The government buried him in Fort Yates, on the North Dakota side of this sprawling reservation that straddles the Dakotas. There, in what was then a predominantly white military community, his grave site became little more than a weedy lot.
Then, in 1953, some Chamber of Commerce types from the small South Dakota city of Mobridge executed a startling plan. With the blessing of a few of Sitting Bull’s descendants, they crossed into North Dakota after midnight and exhumed what they believed were Sitting Bull’s remains. One photograph from that strange night depicts a Mobridge mortician supervising the exhumation; he holds a cigarette in one hand and a human femur in the other.
The men raced back 55 miles to bury the remains on this bluff, across the river from Mobridge. They scoffed at North Dakota’s contention that they had taken the wrong bones, and justified their actions by saying that Sitting Bull had been born near here and that the sculptor Korczak Ziolkowski would soon create a more fitting monument to him. And would having Sitting Bull’s remains help tourism in Mobridge? Well, of course.
Up in Fort Yates, the state eventually unveiled a plaque that left vague the whereabouts of Sitting Bull’s remains (“He was buried here but his grave has been vandalized many times”), while on this bluff across from Mobridge, the area around the monument became a place to dump used tires, to have a beer party, to shoot off a gun — sometimes into the granite.
“People would say, ‘Party at Sitting Bull!’ ” Mr. Albers recalls. “It was a joke.”
The site’s poor condition vexed Mr. Albers, 45, an environmental consultant, and Mr. Defender, 35, who runs the reservation’s solid-waste-removal operation. That irritation turned to embarrassment when a visiting foreign-exchange student asked Mr. Albers to see the monument dedicated to the famous Sitting Bull.
So, two years ago, the men bought the monument and its 40-acre parcel from a private owner for $55,000. They mowed the grass, trucked away 50 cubic yards of debris and established a nonprofit corporation with plans to recoup their expenses and establish a cultural and educational center.
They also came up against the still-emotional question of where the great Indian leader truly rests.
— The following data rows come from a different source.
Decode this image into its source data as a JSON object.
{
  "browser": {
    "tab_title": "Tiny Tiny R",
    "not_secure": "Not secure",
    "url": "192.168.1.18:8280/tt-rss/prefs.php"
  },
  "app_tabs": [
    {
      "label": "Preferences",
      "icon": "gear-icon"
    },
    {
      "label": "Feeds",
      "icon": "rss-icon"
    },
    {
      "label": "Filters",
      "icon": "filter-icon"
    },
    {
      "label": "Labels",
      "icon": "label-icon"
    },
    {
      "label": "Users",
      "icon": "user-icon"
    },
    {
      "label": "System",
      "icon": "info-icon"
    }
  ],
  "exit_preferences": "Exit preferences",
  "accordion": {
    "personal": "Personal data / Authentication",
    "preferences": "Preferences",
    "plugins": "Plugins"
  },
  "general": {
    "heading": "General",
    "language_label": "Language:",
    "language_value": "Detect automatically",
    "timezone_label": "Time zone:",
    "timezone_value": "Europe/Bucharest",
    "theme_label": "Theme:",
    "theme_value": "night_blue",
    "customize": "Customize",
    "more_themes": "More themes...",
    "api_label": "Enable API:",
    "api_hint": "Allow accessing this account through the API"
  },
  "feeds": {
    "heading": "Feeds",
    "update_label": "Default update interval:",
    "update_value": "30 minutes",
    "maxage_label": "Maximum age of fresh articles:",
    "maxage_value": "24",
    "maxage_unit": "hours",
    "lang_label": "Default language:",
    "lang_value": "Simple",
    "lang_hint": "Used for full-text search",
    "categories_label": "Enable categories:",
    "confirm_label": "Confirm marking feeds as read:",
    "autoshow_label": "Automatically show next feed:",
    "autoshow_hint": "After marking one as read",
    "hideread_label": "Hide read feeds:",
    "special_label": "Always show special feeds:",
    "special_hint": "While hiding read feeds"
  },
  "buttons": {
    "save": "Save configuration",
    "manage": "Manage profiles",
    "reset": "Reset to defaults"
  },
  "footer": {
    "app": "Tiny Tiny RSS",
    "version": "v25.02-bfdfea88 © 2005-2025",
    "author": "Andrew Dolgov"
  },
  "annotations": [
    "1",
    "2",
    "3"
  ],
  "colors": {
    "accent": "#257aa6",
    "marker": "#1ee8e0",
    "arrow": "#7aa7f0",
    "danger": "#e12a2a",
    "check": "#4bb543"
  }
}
Not long ago, someone scrawled a message across the granite pedestal: “Sitting Bull is not buried here!”
A drive through the reservation, from Mobridge to Fort Yates, is a drive through an undulant moonscape of stillness, disturbed only by the dance of an occasional horse. Here, unemployment among the 11,000 people is nearly 80 percent, and the challenge of restoring a sense of self-identity cannot be addressed alone by revenue from the two modest casinos.
In an office in Fort Yates sits Ron His Horse Is Thunder, the chairman of the Standing Rock Sioux Tribe and a great-great-great grandson of Sitting Bull. A lawyer by training, tall and lean, he expresses support for the Mobridge effort to honor his ancestor in a manner befitting the man. But when asked whether he believes Sitting Bull is buried on that bluff, he slowly shakes his head no.
Then where is Sitting Bull?
LaDonna Brave Bull Allard, a tribal historian and storyteller who is overseeing improvements to the Fort Yates grave site, tries to explain. “A person like Sitting Bull was never meant to just die and disappear,” she says.
Yes, but where is he?
Smiling patiently, the woman opens her arms and spreads her hands.